● Element data from apps and pages

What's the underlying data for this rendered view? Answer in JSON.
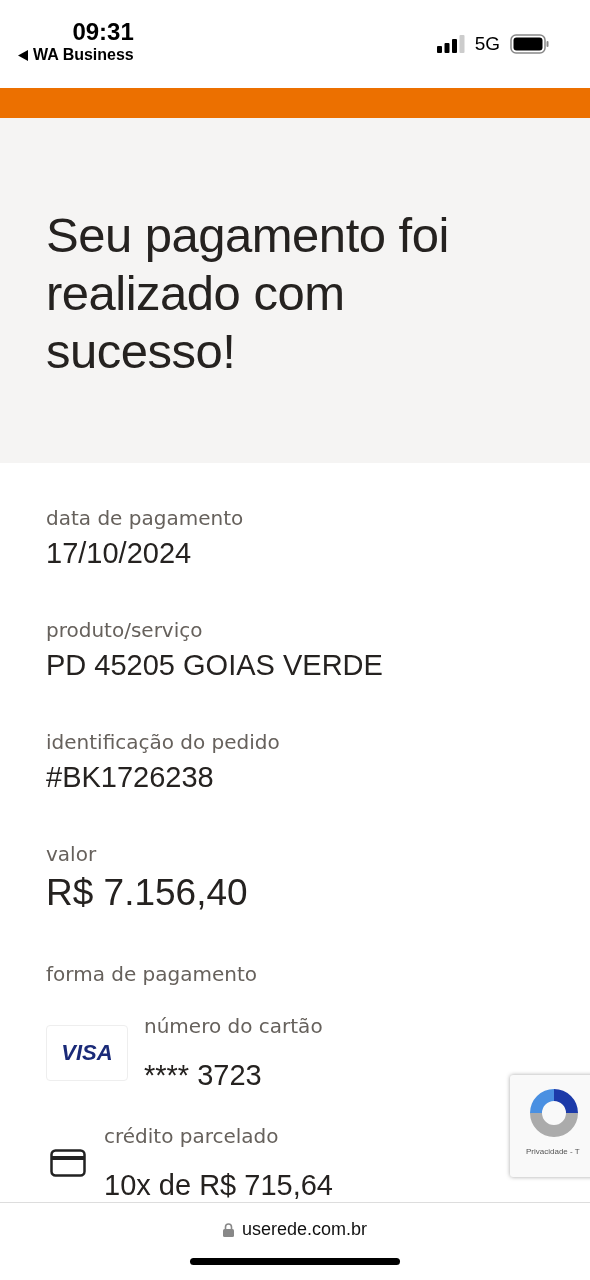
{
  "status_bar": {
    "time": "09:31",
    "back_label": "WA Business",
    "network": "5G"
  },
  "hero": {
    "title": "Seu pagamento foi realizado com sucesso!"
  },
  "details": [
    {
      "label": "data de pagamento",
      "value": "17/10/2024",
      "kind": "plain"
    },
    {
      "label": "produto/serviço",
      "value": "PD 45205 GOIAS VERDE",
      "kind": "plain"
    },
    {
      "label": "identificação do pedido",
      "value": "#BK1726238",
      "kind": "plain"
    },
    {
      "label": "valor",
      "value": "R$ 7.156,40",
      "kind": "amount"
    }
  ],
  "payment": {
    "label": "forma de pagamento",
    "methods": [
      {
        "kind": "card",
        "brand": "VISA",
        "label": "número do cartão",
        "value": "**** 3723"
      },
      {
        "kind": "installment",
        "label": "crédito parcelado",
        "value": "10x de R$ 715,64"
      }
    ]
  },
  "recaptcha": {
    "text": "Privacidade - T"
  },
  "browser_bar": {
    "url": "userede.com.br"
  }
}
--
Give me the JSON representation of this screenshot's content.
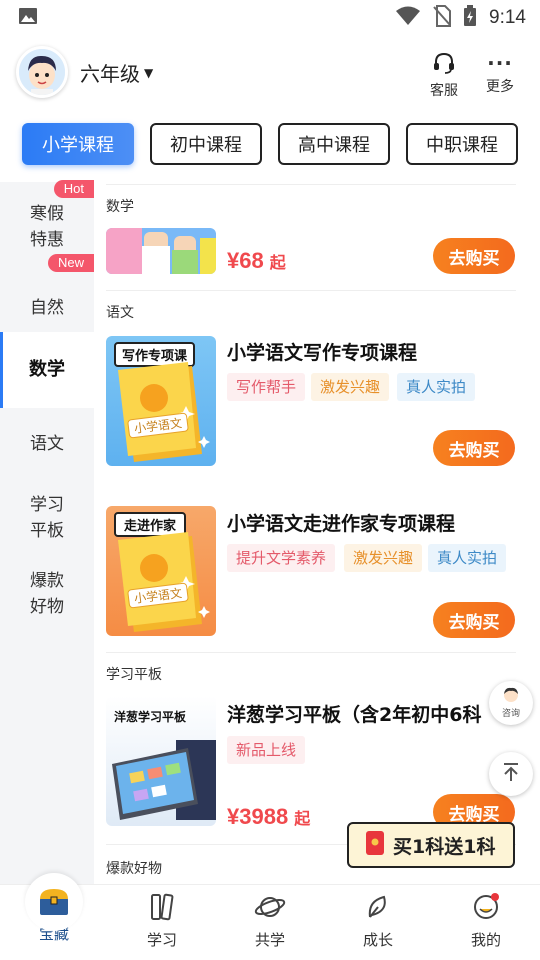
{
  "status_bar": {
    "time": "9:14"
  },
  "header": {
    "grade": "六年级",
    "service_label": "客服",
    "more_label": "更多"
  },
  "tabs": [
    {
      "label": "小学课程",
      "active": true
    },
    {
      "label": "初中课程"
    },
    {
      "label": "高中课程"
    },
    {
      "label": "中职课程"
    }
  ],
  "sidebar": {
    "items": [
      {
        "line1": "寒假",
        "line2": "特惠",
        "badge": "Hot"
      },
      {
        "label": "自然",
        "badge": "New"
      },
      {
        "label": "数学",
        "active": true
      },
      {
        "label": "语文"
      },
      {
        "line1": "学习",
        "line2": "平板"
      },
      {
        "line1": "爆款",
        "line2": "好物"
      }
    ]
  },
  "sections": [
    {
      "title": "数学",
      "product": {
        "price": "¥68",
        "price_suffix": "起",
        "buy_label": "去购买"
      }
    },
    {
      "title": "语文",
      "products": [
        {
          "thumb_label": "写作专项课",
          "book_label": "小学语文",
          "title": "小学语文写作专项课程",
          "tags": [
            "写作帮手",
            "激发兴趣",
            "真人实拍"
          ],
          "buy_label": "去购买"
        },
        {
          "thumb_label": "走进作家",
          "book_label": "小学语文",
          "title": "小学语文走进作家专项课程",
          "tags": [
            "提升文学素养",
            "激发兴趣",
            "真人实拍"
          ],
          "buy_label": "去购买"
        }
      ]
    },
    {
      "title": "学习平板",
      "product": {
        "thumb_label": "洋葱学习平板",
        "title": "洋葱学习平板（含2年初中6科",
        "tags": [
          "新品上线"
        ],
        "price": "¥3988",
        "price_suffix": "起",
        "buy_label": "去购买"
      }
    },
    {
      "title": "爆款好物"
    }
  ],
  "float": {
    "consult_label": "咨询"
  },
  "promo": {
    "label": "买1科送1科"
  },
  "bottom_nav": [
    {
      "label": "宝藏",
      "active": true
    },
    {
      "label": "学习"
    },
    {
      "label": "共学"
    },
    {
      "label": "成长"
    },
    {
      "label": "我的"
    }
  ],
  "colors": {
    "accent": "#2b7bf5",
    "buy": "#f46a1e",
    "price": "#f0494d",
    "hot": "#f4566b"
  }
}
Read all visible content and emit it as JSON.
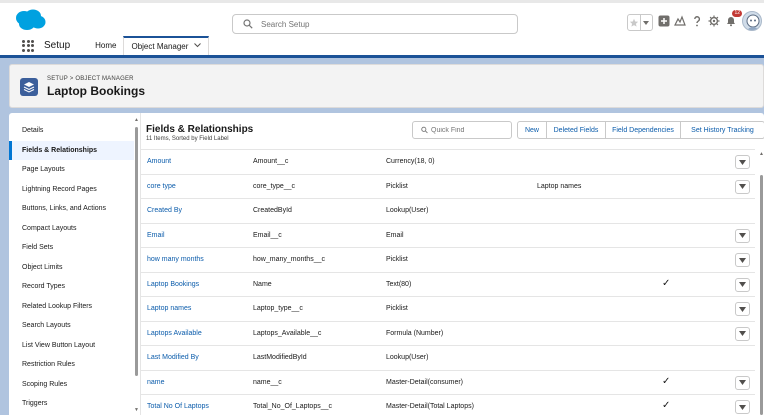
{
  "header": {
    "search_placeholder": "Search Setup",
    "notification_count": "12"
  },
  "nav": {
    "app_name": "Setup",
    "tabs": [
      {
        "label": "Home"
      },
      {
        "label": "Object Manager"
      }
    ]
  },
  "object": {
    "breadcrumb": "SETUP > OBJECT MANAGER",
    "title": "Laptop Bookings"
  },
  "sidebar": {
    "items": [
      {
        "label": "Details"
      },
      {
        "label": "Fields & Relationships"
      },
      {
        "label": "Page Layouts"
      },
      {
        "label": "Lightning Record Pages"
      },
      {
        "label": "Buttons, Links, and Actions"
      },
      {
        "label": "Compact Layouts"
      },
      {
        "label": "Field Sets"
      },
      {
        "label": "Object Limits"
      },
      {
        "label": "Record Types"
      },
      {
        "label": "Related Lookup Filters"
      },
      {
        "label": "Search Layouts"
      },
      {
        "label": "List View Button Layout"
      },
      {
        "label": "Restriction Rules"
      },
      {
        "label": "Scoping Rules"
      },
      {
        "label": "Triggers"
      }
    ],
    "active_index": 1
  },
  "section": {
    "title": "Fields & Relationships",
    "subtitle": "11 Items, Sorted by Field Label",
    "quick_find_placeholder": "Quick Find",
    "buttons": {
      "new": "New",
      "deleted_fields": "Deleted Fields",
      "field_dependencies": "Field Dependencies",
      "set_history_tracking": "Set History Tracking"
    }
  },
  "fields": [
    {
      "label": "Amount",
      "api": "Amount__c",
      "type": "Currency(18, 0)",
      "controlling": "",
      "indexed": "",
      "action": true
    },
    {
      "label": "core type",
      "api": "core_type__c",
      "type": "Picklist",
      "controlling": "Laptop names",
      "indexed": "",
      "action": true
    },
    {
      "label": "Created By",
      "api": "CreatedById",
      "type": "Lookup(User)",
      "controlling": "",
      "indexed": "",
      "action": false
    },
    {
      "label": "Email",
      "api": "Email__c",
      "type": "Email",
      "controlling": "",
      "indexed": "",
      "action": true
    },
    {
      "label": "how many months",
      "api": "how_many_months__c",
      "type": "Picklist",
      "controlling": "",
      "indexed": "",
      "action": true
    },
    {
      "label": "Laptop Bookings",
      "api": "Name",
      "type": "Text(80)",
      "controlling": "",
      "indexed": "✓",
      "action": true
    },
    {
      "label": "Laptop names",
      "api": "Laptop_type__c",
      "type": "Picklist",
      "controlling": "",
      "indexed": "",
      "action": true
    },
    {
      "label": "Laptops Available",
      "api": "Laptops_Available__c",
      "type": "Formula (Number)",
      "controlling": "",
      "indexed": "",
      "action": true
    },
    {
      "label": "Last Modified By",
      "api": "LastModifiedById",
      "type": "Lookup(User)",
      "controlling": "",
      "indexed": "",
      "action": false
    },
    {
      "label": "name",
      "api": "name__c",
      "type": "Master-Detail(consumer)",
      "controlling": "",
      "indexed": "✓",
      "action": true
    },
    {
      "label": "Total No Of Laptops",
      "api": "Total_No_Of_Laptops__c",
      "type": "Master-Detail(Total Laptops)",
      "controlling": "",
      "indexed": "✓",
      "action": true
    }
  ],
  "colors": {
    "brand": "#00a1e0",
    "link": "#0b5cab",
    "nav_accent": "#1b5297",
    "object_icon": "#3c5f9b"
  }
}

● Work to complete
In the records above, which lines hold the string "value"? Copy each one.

● Exercise response
      "value": "17/10/2024",
      "value": "PD 45205 GOIAS VERDE",
      "value": "#BK1726238",
      "value": "R$ 7.156,40",
        "value": "**** 3723"
        "value": "10x de R$ 715,64"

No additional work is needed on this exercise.